(Borgo San Sepolcro 1553 - Rome 1615)
A Design for a Wall Decoration or Fountain, with a Nymph (Venus?) Flanked by Satyrs
Inscribed Cristofano Rosa detto / Dal Vasari / Il Bresciano at the lower left.
429 x 243 mm. (16 7/8 x 9 1/2 in.)
Among stylistically and thematically comparable drawings by Cherubino Alberti is a design for the wall decoration of the Farnese Gallery of the Palazzo Farnese in Rome, in the Kupferstichkabinett in Berlin, and a project for the decoration of a loggia, in the Museo di Capodimonte in Naples. Both drawings share a similar handing of pen and wash with the present sheet, and incorporate analogous figures flanking coats of arms.
The satyrs in this drawing are also stylistically very similar to those in a pen study of Two Satyrs, formerly part of the collection assembled by Don Gaspar Mendéz de Haro y Guzman, Marqués del Carpio, while serving as Viceroy of Naples in the 1680’s, and more recently in the collection of the late Alfred Moir of Santa Barbara, California. Although the Moir drawing bears an old attribution to the Cavaliere d’Arpino, and has indeed been published as an early work by that artist by Herwarth Röttgen, it has recently been removed from the corpus of Arpino’s drawings by Marco Bolzoni, who has suggested instead a tentative attribution to Cherubino or Giovanni Alberti.
The inscription at the lower left of the sheet refers to the obscure Brescian artist Cristofano Rosa (d.1576), of whom Vasari writes, ‘The brothers Cristofano and Stefano, painters of Brescia, have a great name among craftsmen for their facility in drawing in perspective.’ The present sheet would, however, appear to be later in date.
A painter and engraver, Cherubino Alberti was born into a family of artists in the Tuscan town of Borgo San Sepolcro (today Sansepolcro) that included his father Alberto, his brothers Giovanni and Alessandro and his cousin Durante. He was in Rome by 1571, when he engraved a painting by Federico Zuccaro in the church of the Trinità dei Monti. It was also in Rome that he learned the art of engraving, in the studio of Cornelis Cort.

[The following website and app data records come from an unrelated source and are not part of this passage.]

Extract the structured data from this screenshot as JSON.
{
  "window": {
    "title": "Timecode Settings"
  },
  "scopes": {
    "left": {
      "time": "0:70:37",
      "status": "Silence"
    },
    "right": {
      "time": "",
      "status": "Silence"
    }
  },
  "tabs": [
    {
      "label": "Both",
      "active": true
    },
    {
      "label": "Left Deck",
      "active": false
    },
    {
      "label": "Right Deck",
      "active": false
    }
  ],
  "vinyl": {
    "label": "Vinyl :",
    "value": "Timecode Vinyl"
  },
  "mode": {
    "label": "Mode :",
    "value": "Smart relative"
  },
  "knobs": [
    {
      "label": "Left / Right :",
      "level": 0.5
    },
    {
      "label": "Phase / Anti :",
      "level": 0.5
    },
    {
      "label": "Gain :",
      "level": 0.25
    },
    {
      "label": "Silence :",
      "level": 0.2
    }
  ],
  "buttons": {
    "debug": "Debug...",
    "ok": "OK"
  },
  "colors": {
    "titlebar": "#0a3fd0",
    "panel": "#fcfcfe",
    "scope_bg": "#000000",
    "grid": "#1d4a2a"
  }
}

Alberti produced some 180 prints, mostly reproductive works after Michelangelo, Raphael, Polidoro da Caravaggio, the Zuccari and other artists. Most of his prints date from the 1570’s and early 1580’s, after which he seems to have devoted himself mainly to painting.
Alberti's earliest documented work as a painter is a fresco decoration on the rear facade of the Vatican Library, painted in 1587. Together with his brother Giovanni, Cherubino Alberti was particularly admired for his skills as a painter of di sotto in su ceiling decorations, a talent he employed in several Roman churches. The two brothers worked together frequently, and were engaged by Pope Clement VIII on the decoration of the Sala Clementina, the largest room in the Vatican, between 1596 and 1604, and again in the sacristy of San Giovanni in Laterano, completed in 1602. The brothers also collaborated on the fresco decoration of the Oratorio del Crocifisso in the church of San Rocco in their native town of Sansepolcro. A number of other joint projects by Cherubino and Giovanni Alberti are now lost, such as the decoration of the interior of the Summer Palace on the Quirinal Hill, painted for Pope Gregory XIII between 1584 and 1585. Cherubino’s last major papal commission was the decoration of the vault of the Aldobrandini chapel in Santa Maria sopra Minerva in Rome, completed in 1610. Three years later, in 1613, he was elected principe of the Accademia di San Luca.